Task directions: Write out each line from the data below that includes the word "Transaction".

········

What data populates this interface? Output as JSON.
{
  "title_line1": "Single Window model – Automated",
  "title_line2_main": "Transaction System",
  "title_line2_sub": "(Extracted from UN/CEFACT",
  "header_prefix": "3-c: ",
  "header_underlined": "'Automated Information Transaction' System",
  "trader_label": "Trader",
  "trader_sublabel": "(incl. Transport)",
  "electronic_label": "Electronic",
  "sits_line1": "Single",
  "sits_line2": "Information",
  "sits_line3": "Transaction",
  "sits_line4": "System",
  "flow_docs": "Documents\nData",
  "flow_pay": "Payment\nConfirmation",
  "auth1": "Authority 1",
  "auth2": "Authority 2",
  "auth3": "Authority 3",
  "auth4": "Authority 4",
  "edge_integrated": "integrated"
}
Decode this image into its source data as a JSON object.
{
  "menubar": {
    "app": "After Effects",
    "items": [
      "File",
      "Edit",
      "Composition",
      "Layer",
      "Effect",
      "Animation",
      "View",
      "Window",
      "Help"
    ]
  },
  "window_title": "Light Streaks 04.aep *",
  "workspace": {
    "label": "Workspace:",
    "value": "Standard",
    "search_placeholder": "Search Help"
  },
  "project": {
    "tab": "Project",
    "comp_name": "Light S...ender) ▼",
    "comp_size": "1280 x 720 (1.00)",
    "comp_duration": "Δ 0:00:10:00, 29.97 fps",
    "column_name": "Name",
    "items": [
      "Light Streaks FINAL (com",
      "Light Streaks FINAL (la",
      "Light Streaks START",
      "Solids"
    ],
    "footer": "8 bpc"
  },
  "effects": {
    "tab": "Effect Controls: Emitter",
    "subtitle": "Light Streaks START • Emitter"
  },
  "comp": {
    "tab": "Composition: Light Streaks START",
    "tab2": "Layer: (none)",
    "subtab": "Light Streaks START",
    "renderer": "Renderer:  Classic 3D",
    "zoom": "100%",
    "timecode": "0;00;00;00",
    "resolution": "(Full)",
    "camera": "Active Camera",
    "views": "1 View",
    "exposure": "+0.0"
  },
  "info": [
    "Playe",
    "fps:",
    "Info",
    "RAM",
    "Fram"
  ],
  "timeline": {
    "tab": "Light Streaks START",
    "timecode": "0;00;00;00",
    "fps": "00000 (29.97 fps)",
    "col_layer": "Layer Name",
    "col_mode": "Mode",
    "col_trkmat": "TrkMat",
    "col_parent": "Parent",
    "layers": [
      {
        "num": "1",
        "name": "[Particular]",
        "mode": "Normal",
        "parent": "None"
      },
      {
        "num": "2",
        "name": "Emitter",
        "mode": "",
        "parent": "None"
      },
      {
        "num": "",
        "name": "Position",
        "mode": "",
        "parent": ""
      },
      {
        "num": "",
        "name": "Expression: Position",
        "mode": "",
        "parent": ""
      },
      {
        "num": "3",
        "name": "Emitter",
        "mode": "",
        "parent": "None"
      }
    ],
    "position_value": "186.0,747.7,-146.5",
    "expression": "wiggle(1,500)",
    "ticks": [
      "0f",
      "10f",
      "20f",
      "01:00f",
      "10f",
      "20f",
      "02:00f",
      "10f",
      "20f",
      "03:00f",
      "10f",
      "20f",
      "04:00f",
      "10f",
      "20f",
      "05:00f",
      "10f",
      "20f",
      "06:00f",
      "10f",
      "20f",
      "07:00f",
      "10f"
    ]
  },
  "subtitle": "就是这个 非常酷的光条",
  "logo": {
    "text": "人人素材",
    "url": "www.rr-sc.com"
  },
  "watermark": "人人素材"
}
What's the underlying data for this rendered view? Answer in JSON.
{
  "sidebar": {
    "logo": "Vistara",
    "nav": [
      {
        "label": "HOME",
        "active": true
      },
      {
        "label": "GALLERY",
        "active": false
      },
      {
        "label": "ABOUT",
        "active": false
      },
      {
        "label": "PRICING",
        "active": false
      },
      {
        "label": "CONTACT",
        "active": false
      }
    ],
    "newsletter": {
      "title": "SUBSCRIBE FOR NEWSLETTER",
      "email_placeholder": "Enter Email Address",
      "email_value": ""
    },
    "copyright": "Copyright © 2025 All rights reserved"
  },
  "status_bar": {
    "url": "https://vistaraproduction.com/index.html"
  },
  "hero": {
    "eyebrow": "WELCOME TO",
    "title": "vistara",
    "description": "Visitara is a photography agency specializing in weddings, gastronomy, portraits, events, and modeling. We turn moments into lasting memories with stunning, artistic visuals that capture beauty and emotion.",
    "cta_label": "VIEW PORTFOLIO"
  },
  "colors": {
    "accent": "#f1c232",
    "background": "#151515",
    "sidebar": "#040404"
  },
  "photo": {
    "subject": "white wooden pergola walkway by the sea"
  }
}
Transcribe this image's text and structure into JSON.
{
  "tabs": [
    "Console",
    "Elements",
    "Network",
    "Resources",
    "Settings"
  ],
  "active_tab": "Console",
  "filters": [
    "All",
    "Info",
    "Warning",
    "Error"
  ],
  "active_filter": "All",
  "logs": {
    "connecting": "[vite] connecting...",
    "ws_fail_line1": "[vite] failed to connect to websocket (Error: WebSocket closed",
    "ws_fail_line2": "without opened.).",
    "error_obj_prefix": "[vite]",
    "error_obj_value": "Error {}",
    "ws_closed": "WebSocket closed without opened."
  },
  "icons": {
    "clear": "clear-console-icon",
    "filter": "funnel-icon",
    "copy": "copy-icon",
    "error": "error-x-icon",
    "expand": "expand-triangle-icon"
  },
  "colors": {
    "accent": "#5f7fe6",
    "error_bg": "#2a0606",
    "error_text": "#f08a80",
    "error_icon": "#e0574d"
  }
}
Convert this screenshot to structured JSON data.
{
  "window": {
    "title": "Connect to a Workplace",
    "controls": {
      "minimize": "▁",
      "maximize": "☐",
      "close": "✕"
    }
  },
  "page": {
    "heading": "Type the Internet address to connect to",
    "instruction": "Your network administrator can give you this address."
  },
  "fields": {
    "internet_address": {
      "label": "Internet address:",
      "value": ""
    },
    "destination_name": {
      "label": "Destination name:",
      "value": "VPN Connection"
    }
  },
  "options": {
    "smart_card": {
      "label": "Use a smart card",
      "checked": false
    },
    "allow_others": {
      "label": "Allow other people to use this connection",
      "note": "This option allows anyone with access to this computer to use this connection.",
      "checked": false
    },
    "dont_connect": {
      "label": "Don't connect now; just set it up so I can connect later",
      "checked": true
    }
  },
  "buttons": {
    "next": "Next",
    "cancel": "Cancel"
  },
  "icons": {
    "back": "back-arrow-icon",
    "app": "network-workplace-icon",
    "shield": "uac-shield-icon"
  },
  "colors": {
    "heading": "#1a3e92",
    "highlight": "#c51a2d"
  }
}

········

Answer to the exercise:
  "title_line2_main": "Transaction System",
  "header_underlined": "'Automated Information Transaction' System",
  "sits_line3": "Transaction",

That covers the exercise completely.